The Court recognizes that there is an important distinction between Shapero and the instant case that lies in the intrusiveness of the communication. It states that the lawyer's conduct in the present case was so universally condemned that "its intrusiveness can hardly be disputed." Ante at 456-457, 599 A.2d 1269-1270. The content of the letter, considered in the context in which it was sent, renders it invasive and hurtful. Its offensive quality inheres in the harmfulness of the attorney's conduct, exploiting the vulnerability and exacerbating the suffering of a potential client. The indecency and incivility of sending such a letter to someone who has, as in this case, just experienced a tragedy, surely offends our sensibilities. However, "[d]ecency," as such, is not the central consideration, and, indeed, may serve as a confusing and ambiguous criterion for evaluating ethical conduct with respect to commercial speech; it is because such conduct hurts people and destroys their privacy that it should be restrained.
The Court's explanation of the standards that must govern our advertising restrictions should therefore focus on the harmful and invasive aspects of such commercial speech, and not on any articulation of restrictions in terms of "decency." The Court's concerns are best served by analyzing attorney advertising in terms of protecting overwrought and vulnerable persons from attorneys who attempt to solicit employment, as well as the State's obligation to protect the right to privacy of citizens facing a tragedy in their lives. These concerns, I believe, undergird government's substantial interest in assuring the welfare of its citizens, an interest that can well be accommodated by the First Amendment.

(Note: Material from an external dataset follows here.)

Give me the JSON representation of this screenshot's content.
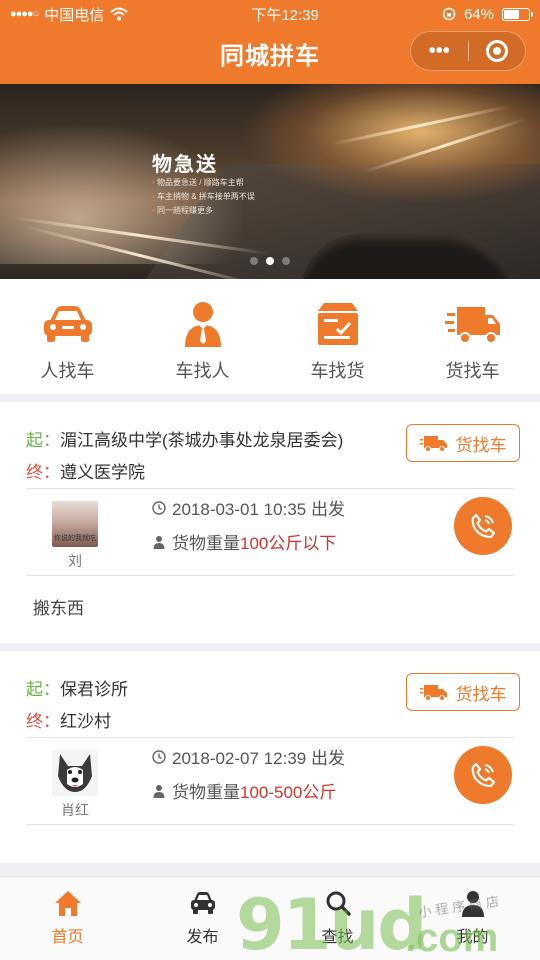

Therefore, I agree with the Court that we should refer this matter to our Committee on Attorney Advertising to consider guidelines explaining the conditions governing written advertisements directed by attorneys to vulnerable members of the public. Such a rule should identify and define the circumstances under which professional solicitations will unduly infringe on personal privacy or will increase personal suffering.
For reprimand — Chief Justice WILENTZ, and Justices CLIFFORD, HANDLER, POLLOCK, O'HERN, GARIBALDI and STEIN — 7.
It is ORDERED that MAGDY F. ANIS of JERSEY CITY and HAZLET, who was admitted to the bar of this State in 1987, be publicly reprimanded, and it is further
ORDERED that the entire record of this matter be made a permanent part of respondent's file as an attorney at law of this State; and it is further
ORDERED that respondent shall reimburse the Ethics Financial Committee for appropriate administrative costs incurred in the prosecution of this matter.